1. A method of ashing a photoresist coated on a semiconductor wafer, comprising the steps of:
- patterning a photoresist on a semiconductor wafer;
- ion-implanting a dopant into the semiconductor wafer through openings of the resist, said ion-implanting step affecting a surface of the photoresist by forming carbonates thereon;
- cooling the semiconductor wafer after the ion-implanting step by making use of cooling means; and
- ashing the photoresist by making use of a plasma of a reaction gas during said cooling step.
2. A method of claim 1, wherein the reaction gas comprises oxygen gas.
3. A method of claim 2, wherein the reaction gas further comprises a gas selected from the group consisting of argon gas and nitrogen gas.

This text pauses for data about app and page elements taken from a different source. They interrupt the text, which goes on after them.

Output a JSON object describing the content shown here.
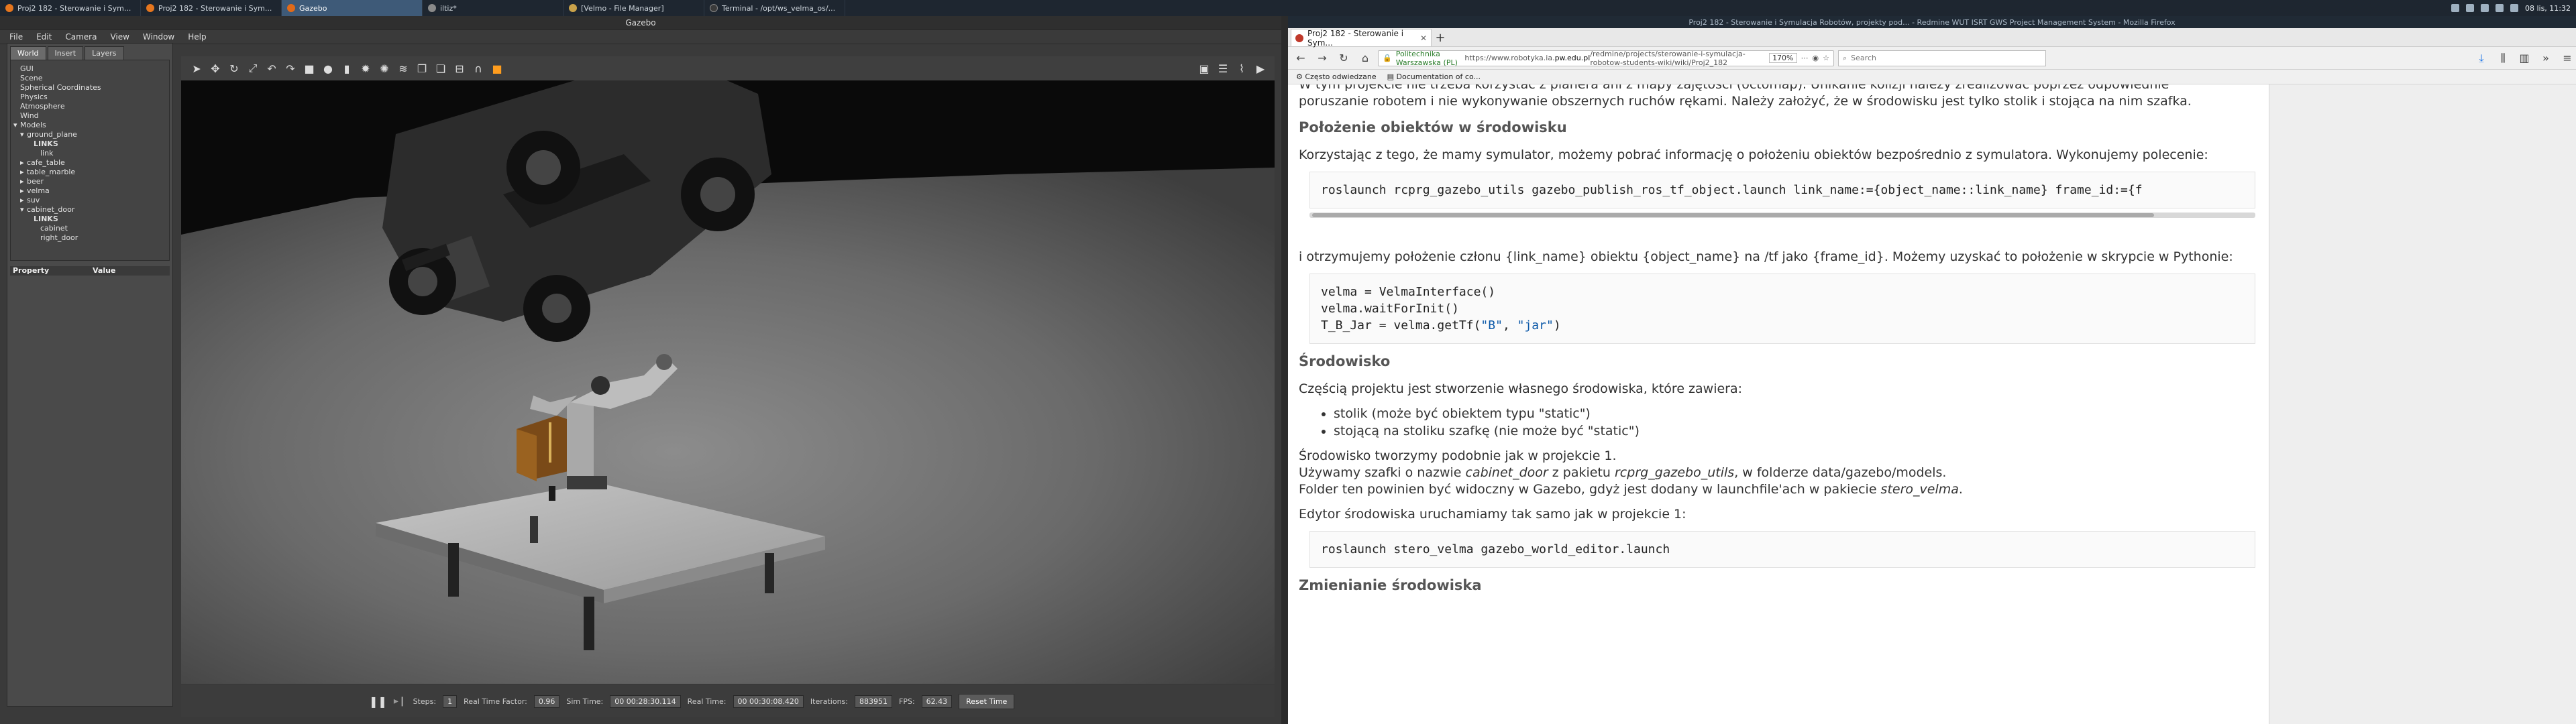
{
  "taskbar": {
    "tasks": [
      {
        "label": "Proj2 182 - Sterowanie i Sym...",
        "color": "#e6761e"
      },
      {
        "label": "Proj2 182 - Sterowanie i Sym...",
        "color": "#e6761e"
      },
      {
        "label": "Gazebo",
        "color": "#e06a19",
        "active": true
      },
      {
        "label": "iltiz*",
        "color": "#8a8a8a"
      },
      {
        "label": "[Velmo - File Manager]",
        "color": "#c9a24a"
      },
      {
        "label": "Terminal - /opt/ws_velma_os/...",
        "color": "#3a3a3a"
      }
    ],
    "clock": "08 lis, 11:32"
  },
  "gazebo": {
    "title": "Gazebo",
    "menu": [
      "File",
      "Edit",
      "Camera",
      "View",
      "Window",
      "Help"
    ],
    "tabs": [
      "World",
      "Insert",
      "Layers"
    ],
    "tree": [
      {
        "label": "GUI",
        "indent": 0,
        "arrow": ""
      },
      {
        "label": "Scene",
        "indent": 0,
        "arrow": ""
      },
      {
        "label": "Spherical Coordinates",
        "indent": 0,
        "arrow": ""
      },
      {
        "label": "Physics",
        "indent": 0,
        "arrow": ""
      },
      {
        "label": "Atmosphere",
        "indent": 0,
        "arrow": ""
      },
      {
        "label": "Wind",
        "indent": 0,
        "arrow": ""
      },
      {
        "label": "Models",
        "indent": 0,
        "arrow": "▾"
      },
      {
        "label": "ground_plane",
        "indent": 1,
        "arrow": "▾"
      },
      {
        "label": "LINKS",
        "indent": 2,
        "arrow": "",
        "bold": true
      },
      {
        "label": "link",
        "indent": 3,
        "arrow": ""
      },
      {
        "label": "cafe_table",
        "indent": 1,
        "arrow": "▸"
      },
      {
        "label": "table_marble",
        "indent": 1,
        "arrow": "▸"
      },
      {
        "label": "beer",
        "indent": 1,
        "arrow": "▸"
      },
      {
        "label": "velma",
        "indent": 1,
        "arrow": "▸"
      },
      {
        "label": "suv",
        "indent": 1,
        "arrow": "▸"
      },
      {
        "label": "cabinet_door",
        "indent": 1,
        "arrow": "▾"
      },
      {
        "label": "LINKS",
        "indent": 2,
        "arrow": "",
        "bold": true
      },
      {
        "label": "cabinet",
        "indent": 3,
        "arrow": ""
      },
      {
        "label": "right_door",
        "indent": 3,
        "arrow": ""
      }
    ],
    "props_header": {
      "property": "Property",
      "value": "Value"
    },
    "bottom": {
      "steps_label": "Steps:",
      "steps_value": "1",
      "rtf_label": "Real Time Factor:",
      "rtf_value": "0.96",
      "sim_label": "Sim Time:",
      "sim_value": "00 00:28:30.114",
      "real_label": "Real Time:",
      "real_value": "00 00:30:08.420",
      "iter_label": "Iterations:",
      "iter_value": "883951",
      "fps_label": "FPS:",
      "fps_value": "62.43",
      "reset_label": "Reset Time"
    }
  },
  "firefox": {
    "window_title": "Proj2 182 - Sterowanie i Symulacja Robotów, projekty pod... - Redmine WUT ISRT GWS Project Management System - Mozilla Firefox",
    "tab_label": "Proj2 182 - Sterowanie i Sym...",
    "url_org": "Politechnika Warszawska (PL)",
    "url_prefix": "https://www.robotyka.ia.",
    "url_domain": "pw.edu.pl",
    "url_suffix": "/redmine/projects/sterowanie-i-symulacja-robotow-students-wiki/wiki/Proj2_182",
    "zoom": "170%",
    "search_placeholder": "Search",
    "bookmarks": [
      "Często odwiedzane",
      "Documentation of co..."
    ],
    "content": {
      "intro_top": "W tym projekcie nie trzeba korzystać z planera ani z mapy zajętości (octomap). Unikanie kolizji należy zrealizować poprzez odpowiednie",
      "intro_bottom": "poruszanie robotem i nie wykonywanie obszernych ruchów rękami. Należy założyć, że w środowisku jest tylko stolik i stojąca na nim szafka.",
      "h_positions": "Położenie obiektów w środowisku",
      "p_sim": "Korzystając z tego, że mamy symulator, możemy pobrać informację o położeniu obiektów bezpośrednio z symulatora. Wykonujemy polecenie:",
      "code_roslaunch_tf": "roslaunch rcprg_gazebo_utils gazebo_publish_ros_tf_object.launch link_name:={object_name::link_name} frame_id:={f",
      "p_frame": "i otrzymujemy położenie członu {link_name} obiektu {object_name} na /tf jako {frame_id}. Możemy uzyskać to położenie w skrypcie w Pythonie:",
      "code_py_1": "velma = VelmaInterface()",
      "code_py_2": "velma.waitForInit()",
      "code_py_3a": "T_B_Jar = velma.getTf(",
      "code_py_3s1": "\"B\"",
      "code_py_3c": ", ",
      "code_py_3s2": "\"jar\"",
      "code_py_3e": ")",
      "h_env": "Środowisko",
      "p_env": "Częścią projektu jest stworzenie własnego środowiska, które zawiera:",
      "list": [
        "stolik (może być obiektem typu \"static\")",
        "stojącą na stoliku szafkę (nie może być \"static\")"
      ],
      "p_create": "Środowisko tworzymy podobnie jak w projekcie 1.",
      "p_cab_a": "Używamy szafki o nazwie ",
      "p_cab_em1": "cabinet_door",
      "p_cab_b": " z pakietu ",
      "p_cab_em2": "rcprg_gazebo_utils",
      "p_cab_c": ", w folderze data/gazebo/models.",
      "p_folder_a": "Folder ten powinien być widoczny w Gazebo, gdyż jest dodany w launchfile'ach w pakiecie ",
      "p_folder_em": "stero_velma",
      "p_folder_b": ".",
      "p_editor": "Edytor środowiska uruchamiamy tak samo jak w projekcie 1:",
      "code_editor": "roslaunch stero_velma gazebo_world_editor.launch",
      "h_change": "Zmienianie środowiska"
    }
  }
}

4. A method of claim 2, wherein the reaction gas further comprises a flouride gas.
5. A method of claim 1, wherein the plasma is produced by a radio frequency power excitation.
6. A method of claim 1, wherein said cooling means is a supporting member on which the semiconductor wafer is placed, said supporting member being provided with conduction means installed therein, a coolant being supplied to flow through said conduction means.
7. A method of ashing a photoresist disposed on a semiconductor wafer, comprising the steps of:
- patterning a photoresist on a semiconductor wafer;
- ion-implanting a dopant into the semiconductor wafer through openings of the resist, said ion-implanting affecting a surface of the photoresist by forming carbonates, fluorides, aluminum chloride, or polymers, said affected surface being more resistant to ashing than an unaffected surface of the photoresist;
- placing the semiconductor wafer in a combined cooling and ashing apparatus;
- cooling the semiconductor wafer in the combined cooling and ashing apparatus;
- ashing the photoresist with a plasma of a reaction gas in the combination cooling and ashing apparatus during said cooling step.
U.S. Patent Documents
|4241165||December 23, 1980||Hughes et al.|
|4264393||April 28, 1981||Gorin et al.|
|4292384||September 29, 1981||Straughan et al.|
|4522681||June 11, 1985||Gorowitz et al.|
|4565601||January 21, 1986||Kakehi et al.|
|4673456||June 16, 1987||Spencer et al.|
Foreign Patent Documents
- Eparath, "Plasma Reactor For Dry Development of Resist", IBM TDB, vol. 24, No. 12, pp. 6268-6269, May 1982. Journal of the Electrochemical Society, vol. 131, No. 5, May 1984, pp. 1164-1169, Manchester, N.H., US; J. J. Hannon et al.: "Oxidative Removal of Photoresist by Oxygen/Freon 116 Discharge Products". Journal of the Electrochemical Society, vol. 114, No. 8, Aug. 1967, p. 213C, Abstract No. 180, Manchester, N.H., US; S. M. Irving: "A Dry Photoresist Removal Method".
International Classification: H01L 2124; H01L 21308;